Find the lines below that contain the string "data". Copy each one.

The input: Begin

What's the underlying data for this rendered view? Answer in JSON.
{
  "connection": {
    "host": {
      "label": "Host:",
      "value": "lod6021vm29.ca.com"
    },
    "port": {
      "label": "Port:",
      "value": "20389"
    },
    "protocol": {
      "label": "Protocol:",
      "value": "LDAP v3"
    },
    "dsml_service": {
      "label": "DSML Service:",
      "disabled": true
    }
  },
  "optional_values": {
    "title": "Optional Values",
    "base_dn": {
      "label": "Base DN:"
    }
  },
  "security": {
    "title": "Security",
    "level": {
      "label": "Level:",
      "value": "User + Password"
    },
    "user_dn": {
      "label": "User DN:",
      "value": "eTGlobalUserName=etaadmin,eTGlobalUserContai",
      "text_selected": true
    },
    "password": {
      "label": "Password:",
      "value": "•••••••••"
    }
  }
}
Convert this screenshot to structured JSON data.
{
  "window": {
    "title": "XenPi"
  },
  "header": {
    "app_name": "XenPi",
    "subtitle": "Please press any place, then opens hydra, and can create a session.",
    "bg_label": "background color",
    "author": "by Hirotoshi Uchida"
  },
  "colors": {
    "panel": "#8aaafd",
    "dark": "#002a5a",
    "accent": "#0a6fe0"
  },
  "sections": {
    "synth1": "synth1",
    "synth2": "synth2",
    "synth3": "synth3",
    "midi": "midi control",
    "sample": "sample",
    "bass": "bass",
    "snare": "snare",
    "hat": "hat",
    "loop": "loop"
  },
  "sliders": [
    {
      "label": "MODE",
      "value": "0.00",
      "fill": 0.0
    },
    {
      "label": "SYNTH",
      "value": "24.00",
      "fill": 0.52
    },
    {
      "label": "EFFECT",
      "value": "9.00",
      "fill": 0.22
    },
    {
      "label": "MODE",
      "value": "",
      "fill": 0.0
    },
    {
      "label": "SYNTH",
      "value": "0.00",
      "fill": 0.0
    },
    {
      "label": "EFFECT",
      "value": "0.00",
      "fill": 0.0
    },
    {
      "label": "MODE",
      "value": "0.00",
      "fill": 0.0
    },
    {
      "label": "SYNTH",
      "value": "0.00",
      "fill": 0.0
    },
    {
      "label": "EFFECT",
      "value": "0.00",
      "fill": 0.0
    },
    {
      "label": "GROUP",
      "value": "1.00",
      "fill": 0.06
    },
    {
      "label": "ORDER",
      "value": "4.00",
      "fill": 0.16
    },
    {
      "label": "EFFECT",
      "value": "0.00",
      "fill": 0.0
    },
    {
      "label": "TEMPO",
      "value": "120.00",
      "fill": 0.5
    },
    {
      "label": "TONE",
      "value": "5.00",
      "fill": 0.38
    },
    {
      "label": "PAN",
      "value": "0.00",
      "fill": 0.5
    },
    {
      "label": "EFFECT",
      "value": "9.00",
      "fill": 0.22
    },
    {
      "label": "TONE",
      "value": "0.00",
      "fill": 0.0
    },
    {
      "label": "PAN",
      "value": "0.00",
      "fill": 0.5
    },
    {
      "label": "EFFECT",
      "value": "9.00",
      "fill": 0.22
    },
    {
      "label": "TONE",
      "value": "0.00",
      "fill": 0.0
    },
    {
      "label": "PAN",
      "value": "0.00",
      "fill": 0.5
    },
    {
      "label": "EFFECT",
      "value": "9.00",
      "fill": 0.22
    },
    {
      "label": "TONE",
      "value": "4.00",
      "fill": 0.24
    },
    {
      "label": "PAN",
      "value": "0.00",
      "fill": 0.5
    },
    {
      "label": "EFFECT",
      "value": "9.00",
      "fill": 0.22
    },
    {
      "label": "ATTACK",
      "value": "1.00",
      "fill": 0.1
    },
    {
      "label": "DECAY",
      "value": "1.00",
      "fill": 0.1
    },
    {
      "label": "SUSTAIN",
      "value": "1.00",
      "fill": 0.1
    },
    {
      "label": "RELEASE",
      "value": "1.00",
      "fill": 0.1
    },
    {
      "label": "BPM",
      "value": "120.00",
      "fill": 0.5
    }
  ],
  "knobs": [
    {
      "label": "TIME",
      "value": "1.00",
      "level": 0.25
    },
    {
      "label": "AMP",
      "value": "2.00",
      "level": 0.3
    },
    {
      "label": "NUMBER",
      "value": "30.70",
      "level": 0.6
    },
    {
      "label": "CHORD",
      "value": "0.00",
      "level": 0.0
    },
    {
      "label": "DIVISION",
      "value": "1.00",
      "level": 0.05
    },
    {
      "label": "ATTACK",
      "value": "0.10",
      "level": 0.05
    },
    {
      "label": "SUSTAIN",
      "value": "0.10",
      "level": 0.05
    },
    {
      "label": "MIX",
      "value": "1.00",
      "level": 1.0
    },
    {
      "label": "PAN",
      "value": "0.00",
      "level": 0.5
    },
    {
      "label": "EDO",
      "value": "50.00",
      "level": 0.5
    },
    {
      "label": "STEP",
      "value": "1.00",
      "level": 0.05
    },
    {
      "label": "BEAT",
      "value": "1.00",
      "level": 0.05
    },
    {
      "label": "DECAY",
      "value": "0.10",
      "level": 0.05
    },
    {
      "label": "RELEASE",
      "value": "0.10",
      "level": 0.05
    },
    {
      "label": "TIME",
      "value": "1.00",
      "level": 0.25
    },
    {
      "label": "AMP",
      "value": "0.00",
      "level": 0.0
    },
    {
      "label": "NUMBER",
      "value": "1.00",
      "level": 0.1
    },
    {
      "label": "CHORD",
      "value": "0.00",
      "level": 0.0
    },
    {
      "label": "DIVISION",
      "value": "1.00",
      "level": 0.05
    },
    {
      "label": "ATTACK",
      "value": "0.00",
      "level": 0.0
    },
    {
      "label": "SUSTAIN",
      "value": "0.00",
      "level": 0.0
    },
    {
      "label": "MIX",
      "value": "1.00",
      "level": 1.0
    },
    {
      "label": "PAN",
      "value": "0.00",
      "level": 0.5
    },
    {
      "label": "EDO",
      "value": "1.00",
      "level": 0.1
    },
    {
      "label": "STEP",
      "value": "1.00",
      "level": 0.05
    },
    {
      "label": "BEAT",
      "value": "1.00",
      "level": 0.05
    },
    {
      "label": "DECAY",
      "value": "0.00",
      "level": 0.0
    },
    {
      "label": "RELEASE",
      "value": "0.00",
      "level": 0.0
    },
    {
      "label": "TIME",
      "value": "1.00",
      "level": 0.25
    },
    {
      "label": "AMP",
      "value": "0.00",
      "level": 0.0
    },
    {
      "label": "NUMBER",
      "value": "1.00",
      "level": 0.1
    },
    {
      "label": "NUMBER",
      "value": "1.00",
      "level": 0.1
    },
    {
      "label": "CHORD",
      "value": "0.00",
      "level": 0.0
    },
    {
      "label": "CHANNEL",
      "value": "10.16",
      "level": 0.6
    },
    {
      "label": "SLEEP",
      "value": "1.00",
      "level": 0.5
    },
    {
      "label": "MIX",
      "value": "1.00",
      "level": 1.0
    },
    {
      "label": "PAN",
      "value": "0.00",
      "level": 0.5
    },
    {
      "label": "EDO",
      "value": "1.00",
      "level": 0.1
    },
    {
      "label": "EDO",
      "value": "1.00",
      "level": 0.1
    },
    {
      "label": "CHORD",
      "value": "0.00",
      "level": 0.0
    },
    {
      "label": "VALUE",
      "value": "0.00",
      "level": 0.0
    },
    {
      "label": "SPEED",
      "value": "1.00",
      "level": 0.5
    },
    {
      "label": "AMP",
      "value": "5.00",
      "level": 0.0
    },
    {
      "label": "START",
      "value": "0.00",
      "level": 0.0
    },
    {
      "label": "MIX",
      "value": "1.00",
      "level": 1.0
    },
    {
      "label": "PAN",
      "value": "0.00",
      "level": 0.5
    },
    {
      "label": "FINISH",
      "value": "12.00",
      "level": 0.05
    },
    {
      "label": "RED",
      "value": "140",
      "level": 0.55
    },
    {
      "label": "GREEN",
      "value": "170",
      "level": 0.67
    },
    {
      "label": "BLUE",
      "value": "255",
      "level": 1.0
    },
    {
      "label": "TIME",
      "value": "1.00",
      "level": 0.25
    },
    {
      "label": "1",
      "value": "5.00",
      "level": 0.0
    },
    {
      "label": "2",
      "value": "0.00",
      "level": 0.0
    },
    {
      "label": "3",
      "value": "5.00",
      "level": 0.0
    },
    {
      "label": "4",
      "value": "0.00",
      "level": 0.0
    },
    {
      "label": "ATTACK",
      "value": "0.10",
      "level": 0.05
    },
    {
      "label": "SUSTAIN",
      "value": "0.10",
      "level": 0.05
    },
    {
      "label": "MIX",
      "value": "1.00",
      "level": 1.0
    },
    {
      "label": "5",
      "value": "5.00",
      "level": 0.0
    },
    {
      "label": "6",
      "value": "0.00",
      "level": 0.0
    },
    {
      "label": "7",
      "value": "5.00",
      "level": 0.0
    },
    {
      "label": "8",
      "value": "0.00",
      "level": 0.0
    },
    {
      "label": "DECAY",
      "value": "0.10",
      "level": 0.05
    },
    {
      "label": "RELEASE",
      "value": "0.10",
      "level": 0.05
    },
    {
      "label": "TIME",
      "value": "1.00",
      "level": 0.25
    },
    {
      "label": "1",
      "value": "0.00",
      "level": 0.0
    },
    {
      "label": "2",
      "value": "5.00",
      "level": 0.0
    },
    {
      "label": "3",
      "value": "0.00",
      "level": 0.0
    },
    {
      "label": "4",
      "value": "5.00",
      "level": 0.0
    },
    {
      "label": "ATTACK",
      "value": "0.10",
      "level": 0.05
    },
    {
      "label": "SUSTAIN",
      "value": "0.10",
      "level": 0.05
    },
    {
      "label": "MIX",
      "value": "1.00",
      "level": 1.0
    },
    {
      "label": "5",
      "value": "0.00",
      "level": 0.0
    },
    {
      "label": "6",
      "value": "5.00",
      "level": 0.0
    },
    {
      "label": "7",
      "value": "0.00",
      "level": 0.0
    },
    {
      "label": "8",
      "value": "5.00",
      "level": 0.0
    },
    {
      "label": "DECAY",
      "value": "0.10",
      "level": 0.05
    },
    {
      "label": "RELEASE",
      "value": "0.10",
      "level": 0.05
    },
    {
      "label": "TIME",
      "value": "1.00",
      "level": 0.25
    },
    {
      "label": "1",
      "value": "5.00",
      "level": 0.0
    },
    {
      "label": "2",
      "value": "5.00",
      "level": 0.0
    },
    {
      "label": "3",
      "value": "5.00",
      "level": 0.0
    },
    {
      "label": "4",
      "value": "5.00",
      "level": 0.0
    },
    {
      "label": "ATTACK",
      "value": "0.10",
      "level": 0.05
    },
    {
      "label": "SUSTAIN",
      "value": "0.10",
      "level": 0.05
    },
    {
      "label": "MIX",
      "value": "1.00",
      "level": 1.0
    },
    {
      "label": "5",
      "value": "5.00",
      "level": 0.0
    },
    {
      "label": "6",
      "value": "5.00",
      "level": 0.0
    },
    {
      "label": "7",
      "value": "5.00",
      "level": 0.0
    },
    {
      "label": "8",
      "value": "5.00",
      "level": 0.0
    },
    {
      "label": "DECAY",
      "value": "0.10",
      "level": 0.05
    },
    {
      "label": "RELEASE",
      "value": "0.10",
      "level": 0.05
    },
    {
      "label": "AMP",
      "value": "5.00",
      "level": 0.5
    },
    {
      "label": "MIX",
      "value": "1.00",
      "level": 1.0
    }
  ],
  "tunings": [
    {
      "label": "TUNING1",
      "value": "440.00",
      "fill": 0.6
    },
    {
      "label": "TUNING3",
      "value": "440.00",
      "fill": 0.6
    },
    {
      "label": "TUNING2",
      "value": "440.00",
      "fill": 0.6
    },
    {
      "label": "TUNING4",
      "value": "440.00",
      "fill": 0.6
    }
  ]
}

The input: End

__Answer section__:
What's the underlying data for this rendered view? Answer in JSON.
Convert this screenshot to structured JSON data.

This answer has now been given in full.